seek. Here are examples of tactics people use in mostly-futile attempts to compel creativity.
Forthcoming issues of Point Lookout
- Coming July 26: Strategic Waiting
- Time can be a tool. Letting time pass can be a strategy for resolving problems or getting out of tight places. Waiting is an often-overlooked strategic option. Available here and by RSS on July 26.
- And on August 2: Linear Thinking Bias
- When assessing the validity of problem solutions, we regard them as more valid if their discovery stories are logical, than we would if they're less than logical. This can lead to erroneous assessments, because the discovery story is not the solution. Available here and by RSS on August 2.
I offer email and telephone coaching at both corporate and individual rates.

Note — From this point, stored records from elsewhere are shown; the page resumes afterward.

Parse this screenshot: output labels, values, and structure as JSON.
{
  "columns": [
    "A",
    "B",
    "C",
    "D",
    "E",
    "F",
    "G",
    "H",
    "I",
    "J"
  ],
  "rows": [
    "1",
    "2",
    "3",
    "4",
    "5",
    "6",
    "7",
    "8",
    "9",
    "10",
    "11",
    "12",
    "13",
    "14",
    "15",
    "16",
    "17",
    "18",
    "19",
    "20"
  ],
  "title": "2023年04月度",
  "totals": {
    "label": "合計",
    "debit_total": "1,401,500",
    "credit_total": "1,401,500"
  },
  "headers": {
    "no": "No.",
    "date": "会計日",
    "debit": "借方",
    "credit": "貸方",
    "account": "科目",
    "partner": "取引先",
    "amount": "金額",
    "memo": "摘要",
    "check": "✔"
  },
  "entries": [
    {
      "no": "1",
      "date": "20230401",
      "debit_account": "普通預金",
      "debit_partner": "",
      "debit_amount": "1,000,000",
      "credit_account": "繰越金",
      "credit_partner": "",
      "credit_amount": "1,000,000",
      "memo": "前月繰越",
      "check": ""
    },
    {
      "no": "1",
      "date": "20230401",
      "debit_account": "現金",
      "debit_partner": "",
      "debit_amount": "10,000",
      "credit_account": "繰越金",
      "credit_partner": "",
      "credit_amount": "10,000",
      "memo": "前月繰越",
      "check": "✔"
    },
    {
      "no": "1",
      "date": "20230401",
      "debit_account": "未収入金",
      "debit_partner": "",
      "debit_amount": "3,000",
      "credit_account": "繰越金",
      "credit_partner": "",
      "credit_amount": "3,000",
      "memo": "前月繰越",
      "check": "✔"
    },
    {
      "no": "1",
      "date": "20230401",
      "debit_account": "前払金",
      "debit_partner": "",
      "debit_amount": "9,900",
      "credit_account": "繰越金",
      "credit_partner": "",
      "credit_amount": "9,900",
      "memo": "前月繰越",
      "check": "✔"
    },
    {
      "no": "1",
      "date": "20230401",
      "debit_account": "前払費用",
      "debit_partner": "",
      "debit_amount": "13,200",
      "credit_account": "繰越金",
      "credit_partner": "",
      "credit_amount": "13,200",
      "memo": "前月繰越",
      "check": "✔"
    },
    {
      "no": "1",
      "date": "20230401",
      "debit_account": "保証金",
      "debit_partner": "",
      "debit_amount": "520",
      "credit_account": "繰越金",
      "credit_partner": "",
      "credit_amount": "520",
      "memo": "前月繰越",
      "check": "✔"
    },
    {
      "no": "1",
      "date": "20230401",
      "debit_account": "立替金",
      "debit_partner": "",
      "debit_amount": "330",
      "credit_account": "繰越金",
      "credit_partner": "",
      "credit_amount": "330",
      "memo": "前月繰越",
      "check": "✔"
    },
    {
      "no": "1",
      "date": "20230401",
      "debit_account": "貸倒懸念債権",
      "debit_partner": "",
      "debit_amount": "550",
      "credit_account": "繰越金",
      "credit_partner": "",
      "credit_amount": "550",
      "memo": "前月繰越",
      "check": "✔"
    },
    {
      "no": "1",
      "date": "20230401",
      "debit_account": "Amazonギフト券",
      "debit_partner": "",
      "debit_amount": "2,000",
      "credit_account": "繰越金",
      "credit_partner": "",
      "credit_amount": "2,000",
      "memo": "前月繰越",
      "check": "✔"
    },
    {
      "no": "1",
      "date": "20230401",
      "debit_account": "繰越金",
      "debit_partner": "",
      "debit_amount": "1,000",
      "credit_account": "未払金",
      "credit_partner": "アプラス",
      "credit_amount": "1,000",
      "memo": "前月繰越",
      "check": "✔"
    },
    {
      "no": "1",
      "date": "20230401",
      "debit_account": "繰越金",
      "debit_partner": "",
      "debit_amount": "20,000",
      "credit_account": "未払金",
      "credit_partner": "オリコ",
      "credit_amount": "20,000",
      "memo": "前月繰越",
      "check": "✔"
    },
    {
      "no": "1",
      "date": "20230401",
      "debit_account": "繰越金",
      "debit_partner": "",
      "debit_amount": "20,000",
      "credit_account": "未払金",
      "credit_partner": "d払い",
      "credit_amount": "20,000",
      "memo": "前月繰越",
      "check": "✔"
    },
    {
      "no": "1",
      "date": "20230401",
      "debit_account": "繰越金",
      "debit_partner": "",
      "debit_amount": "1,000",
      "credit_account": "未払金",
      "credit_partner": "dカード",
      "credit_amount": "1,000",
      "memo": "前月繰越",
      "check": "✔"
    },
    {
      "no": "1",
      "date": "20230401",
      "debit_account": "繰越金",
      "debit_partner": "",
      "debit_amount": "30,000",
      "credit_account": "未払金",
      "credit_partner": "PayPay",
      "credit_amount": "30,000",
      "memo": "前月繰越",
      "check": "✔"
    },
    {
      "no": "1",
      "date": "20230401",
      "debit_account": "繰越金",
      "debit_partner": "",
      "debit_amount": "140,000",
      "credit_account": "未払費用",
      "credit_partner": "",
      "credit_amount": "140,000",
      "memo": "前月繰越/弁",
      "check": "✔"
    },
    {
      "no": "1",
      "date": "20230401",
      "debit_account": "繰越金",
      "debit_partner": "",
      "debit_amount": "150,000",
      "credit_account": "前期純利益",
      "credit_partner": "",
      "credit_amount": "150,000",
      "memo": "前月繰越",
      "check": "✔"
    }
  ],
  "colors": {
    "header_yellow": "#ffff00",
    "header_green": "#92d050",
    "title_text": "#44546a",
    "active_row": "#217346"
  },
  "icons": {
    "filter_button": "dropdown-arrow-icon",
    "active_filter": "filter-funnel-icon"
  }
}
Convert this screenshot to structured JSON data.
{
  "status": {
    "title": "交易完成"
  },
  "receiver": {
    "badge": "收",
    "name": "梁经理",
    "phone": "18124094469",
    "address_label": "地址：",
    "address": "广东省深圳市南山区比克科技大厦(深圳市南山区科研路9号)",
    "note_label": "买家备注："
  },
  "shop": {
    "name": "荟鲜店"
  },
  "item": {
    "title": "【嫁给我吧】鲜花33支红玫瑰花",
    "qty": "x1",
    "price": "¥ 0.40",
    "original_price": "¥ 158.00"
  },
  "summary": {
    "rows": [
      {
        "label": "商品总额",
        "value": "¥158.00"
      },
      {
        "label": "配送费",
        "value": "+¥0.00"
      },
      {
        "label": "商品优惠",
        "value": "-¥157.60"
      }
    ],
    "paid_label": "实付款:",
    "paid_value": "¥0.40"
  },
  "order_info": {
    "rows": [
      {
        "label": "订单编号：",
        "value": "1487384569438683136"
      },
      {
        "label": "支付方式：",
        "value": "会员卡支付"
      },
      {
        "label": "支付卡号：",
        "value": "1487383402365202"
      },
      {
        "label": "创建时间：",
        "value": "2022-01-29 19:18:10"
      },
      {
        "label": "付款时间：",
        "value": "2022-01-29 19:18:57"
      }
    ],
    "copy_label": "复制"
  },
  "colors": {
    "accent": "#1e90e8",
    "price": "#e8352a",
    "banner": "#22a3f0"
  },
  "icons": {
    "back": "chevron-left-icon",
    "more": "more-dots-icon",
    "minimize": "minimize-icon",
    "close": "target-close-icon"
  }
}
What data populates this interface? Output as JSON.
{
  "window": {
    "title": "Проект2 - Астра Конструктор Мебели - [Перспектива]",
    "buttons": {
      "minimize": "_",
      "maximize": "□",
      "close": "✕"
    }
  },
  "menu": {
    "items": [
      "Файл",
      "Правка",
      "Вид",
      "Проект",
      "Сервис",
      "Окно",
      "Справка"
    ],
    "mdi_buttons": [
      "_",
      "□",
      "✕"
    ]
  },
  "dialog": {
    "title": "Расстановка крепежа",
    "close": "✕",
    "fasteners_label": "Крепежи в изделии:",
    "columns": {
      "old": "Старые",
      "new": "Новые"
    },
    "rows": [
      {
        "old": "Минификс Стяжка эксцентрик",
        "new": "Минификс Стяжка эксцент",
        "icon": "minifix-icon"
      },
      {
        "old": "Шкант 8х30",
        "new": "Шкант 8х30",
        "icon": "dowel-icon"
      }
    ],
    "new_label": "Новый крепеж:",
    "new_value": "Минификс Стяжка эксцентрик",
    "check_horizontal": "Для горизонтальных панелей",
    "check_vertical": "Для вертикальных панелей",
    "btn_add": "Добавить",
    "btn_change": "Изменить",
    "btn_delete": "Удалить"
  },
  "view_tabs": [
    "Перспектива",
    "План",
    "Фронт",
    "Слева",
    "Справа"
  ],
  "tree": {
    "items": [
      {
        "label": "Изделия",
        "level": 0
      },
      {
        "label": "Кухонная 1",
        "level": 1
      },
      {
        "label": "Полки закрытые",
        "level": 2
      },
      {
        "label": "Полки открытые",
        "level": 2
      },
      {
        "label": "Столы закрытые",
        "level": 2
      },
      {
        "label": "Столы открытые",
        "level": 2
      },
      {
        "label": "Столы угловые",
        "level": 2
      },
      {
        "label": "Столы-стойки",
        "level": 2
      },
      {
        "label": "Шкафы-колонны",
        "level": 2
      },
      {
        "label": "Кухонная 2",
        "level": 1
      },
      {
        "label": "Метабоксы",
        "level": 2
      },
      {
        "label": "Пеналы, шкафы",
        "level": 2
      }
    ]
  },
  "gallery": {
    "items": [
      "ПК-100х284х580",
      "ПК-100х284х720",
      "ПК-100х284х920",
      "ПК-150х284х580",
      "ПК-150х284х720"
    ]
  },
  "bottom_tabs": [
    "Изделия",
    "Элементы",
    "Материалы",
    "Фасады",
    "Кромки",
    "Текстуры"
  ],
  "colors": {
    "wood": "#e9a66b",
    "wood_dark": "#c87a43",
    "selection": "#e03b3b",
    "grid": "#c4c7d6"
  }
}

Contact Rick for details at rbrendirkKetGqTnRixIUner@ChacyiMjeniykPpfplTPoCanyon.com or (617) 491-6289, or toll-free in the continental US at (866) 378-5470.
Get the ebook!
Past issues of Point Lookout are available in six ebooks:
- Get 2001-2 in Geese Don't Land on Twigs (PDF, USD 11.95)
- Get 2003-4 in Why Dogs Wag (PDF, USD 11.95)
- Get 2005-6 in Loopy Things We Do (PDF, USD 11.95)
- Get 2007-8 in Things We Believe That Maybe Aren't So True (PDF, USD 11.95)
- Get 2009-10 in The Questions Not Asked (PDF, USD 11.95)
- Get all of the first twelve years (2001-2012) in The Collected Issues of Point Lookout (PDF, USD 28.99)
Are you a writer, editor or publisher on deadline? Are you looking for an article that will get people talking and get compliments flying your way? You can have 500 words in your inbox in one hour. License any article from this Web site. More info
- Creating High Performance Virtual Teams
- Many people experience virtual teams as awkward, slow, and sometimes
frustrating. Even when most team members hail from the same nation or culture, and even when they all
speak the same language, geographic dispersion or the presence of employees from multiple enterprises
is often enough to exclude all possibility of high performance. The problem is that we lead, manage,
and support virtual teams in ways that are too much like the way we lead, manage, and support co-located
teams. In this program, Rick Brenner shows you how to change your approach to leading, managing, and
supporting virtual teams to achieve high performance using Simons' Four Spans model of high performance.
Read more about this program. Here's a date for this
- Baci Grill, 134 Berlin
Road, Berlin, CT 06416: September 19,
Monthly Meeting, Southern New England Chapter of the Project Management Institute. Register now.
- Baci Grill, 134 Berlin Road, Berlin, CT 06416: September 19, Monthly Meeting, Southern New England Chapter of the Project Management Institute. Register now.
- The Race to the South Pole: Ten Lessons for Project Managers
- On 14 December 1911, four men led by Roald
Amundsen reached the South Pole. Thirty-five days later, Robert F. Scott and four others followed. Amundsen
had won the race to the pole. Amundsen's party returned to base on 26 January 1912. Scott's party perished.
As historical drama, why this happened is interesting enough, but to organizational leaders, business
analysts, project sponsors, and project managers, the story is fascinating. Lessons abound. Read
more about this program. Here's a date for this program:
- CTCPA, 716 Brook Street,
Rocky Hill, CT 06067: September 20,
Full-day Workshop, Southern New England Chapter of the Project Management Institute. Register now.
- CTCPA, 716 Brook Street, Rocky Hill, CT 06067: September 20, Full-day Workshop, Southern New England Chapter of the Project Management Institute. Register now.
- The Power Affect: How We Express Our Personal Power
- Many people who possess real organizational power have a characteristic demeanor. It's the way they project their presence. I call this the power affect. Some people — call them power pretenders — adopt the power affect well before they attain significant organizational power. Unfortunately for their colleagues, and for their organizations, power pretenders can attain organizational power out of proportion to their merit or abilities. Understanding the power affect is therefore important for anyone who aims to attain power, or anyone who works with power pretenders. Read more about this program.